SAN FRANCISCO – Days after Hologic said it was on track to beat revenue estimates on the strength of its molecular diagnostics products, CEO Steve MacMillan said at the 41st Annual JP Morgan Healthcare Conference on Tuesday that the firm is positioned for double-digit growth across its Diagnostics, Breast Health, and Surgery businesses as the firm expands its global reach, especially in underserved women's health markets.
The firm's newer women's health products have been key drivers of revenue growth, especially vaginitis assays, he said in a webcast presentation, adding that customers who bought or replaced Panther instruments during the pandemic are also running a wider variety of tests as COVID-19 testing declines.
In a slide, MacMillan indicated the firm's test development pipeline includes a combination test for SARS-CoV-2, influenza A and B, and respiratory syncytial virus, and tests for group B Streptococcus, Epstein-Barr and BK viruses, Clostridioides difficile, and Mpox, among others.
Karleen Oberton, CFO, said that Hologic also saw contributions from its expanding portfolio of respiratory assays and has been increasing sales of its virology assays, especially in Africa, through its Global Access Initiative to increase diagnostic testing and viral load monitoring worldwide. The firm got a boost in Q1 2022 from its recent acquisitions, especially its San Diego-based Biotheranostics subsidiary that develops and provides diagnostic, prognostic, and predictive tests to aid cancer treatment.
But Oberton also said Panther placements were likely to slow in 2023 and 2024 following three years of accelerated growth. Company officials said in April 2022 that the Panther installed base had grown by 75 percent during the pandemic, and, by Oct. 31, the firm had 3,250 Panther instruments installed globally.

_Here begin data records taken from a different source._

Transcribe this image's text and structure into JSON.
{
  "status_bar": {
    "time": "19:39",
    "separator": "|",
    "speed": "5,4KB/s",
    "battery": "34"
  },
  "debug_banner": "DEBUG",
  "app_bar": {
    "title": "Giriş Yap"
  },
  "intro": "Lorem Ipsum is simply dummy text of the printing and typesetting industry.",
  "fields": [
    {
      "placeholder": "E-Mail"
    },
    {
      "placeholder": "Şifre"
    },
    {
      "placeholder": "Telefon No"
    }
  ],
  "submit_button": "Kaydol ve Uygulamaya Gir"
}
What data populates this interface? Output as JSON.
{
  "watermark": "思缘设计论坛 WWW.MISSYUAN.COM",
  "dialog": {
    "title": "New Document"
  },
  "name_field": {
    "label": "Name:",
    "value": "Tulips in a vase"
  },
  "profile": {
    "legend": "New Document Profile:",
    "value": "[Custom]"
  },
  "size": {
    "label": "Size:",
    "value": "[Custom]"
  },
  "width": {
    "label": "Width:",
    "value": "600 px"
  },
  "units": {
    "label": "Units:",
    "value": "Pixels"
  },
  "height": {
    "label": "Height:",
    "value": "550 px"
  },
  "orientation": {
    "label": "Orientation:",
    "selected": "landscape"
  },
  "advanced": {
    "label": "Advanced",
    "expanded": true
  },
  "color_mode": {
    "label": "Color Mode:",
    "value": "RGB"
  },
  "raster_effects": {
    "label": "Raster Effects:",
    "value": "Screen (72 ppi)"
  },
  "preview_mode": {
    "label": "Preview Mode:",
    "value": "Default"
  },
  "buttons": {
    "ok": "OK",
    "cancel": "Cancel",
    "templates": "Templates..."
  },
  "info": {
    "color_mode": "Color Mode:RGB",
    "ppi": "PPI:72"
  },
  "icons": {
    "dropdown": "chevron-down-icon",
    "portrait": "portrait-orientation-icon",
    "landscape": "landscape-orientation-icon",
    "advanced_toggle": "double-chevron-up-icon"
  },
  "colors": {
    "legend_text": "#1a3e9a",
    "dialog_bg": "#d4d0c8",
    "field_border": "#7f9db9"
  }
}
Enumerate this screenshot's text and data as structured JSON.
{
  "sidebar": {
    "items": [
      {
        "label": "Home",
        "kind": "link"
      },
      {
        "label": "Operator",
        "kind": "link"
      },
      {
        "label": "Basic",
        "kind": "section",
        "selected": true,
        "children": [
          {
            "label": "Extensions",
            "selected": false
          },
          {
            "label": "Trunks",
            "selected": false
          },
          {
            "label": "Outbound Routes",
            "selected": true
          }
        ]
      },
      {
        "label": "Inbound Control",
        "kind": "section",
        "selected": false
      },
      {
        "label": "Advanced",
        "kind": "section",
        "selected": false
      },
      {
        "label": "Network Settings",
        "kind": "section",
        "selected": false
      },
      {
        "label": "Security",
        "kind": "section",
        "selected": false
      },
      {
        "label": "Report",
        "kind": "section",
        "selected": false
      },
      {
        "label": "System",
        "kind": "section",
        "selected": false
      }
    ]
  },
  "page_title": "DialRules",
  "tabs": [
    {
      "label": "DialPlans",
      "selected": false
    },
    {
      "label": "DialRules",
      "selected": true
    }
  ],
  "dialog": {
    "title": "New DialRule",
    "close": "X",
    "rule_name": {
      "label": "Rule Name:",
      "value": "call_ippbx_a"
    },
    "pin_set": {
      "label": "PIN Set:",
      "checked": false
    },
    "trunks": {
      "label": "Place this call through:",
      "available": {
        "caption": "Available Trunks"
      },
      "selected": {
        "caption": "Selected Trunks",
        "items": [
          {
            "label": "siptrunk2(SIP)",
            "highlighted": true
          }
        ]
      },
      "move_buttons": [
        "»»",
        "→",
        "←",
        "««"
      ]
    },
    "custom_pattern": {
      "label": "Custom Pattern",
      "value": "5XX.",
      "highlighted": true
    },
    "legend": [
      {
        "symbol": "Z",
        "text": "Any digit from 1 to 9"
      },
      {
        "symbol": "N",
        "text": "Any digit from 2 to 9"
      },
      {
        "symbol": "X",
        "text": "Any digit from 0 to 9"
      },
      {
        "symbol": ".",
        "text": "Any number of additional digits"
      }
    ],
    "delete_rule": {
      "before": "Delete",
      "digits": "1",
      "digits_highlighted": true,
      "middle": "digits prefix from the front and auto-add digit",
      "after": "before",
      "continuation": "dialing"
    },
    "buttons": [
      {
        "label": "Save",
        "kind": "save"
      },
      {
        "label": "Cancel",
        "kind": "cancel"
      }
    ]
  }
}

Hologic said Sunday it was set to bring $1.07 billion in revenues for the fiscal 2023 first quarter, a 27 percent decline year over year, as described in the firm's preliminary Q1 2023 earnings. Excluding COVID-19 testing, the firm's organic diagnostic business revenues were set to rise 12 percent, to $387.7 million from $345.5 million, and its organic molecular diagnostics business are expected to grow 22 percent, to $260.9 million from $214.8 million.
During his presentation, MacMillan said the firm has been campaigning to expand global access to women's health testing and the use of the company's products outside the US. The firm's Global Access Initiative has driven growth for Hologic, especially in Africa.
"Hologic tends to be a little underdeveloped outside the United States," he said. "Well, in reality, the reason is because women's health is less developed, and so, the best thing we can do for the women of the world — but also, candidly, for our business — is to elevate the awareness and the opportunities for women's health around the world."
During a Q&A session, he said data collected through Hologic's Global Women's Health Index indicate about 12 percent of women worldwide were tested for cancer in the past year and 11 percent were screened for sexually transmitted infections. Many male-dominated societies have not prioritized women's health, he said.
MacMillan also said the firm also continues to build back its Breast Health business and secure sufficient semiconductor chips to meet demand, and he noted that the firm has diverted chips to maintain instruments already installed. He said Hologic expects double-digit growth in its Diagnostics, Breast Health, and Surgery businesses in 2023 and has the best growth outlook in its history.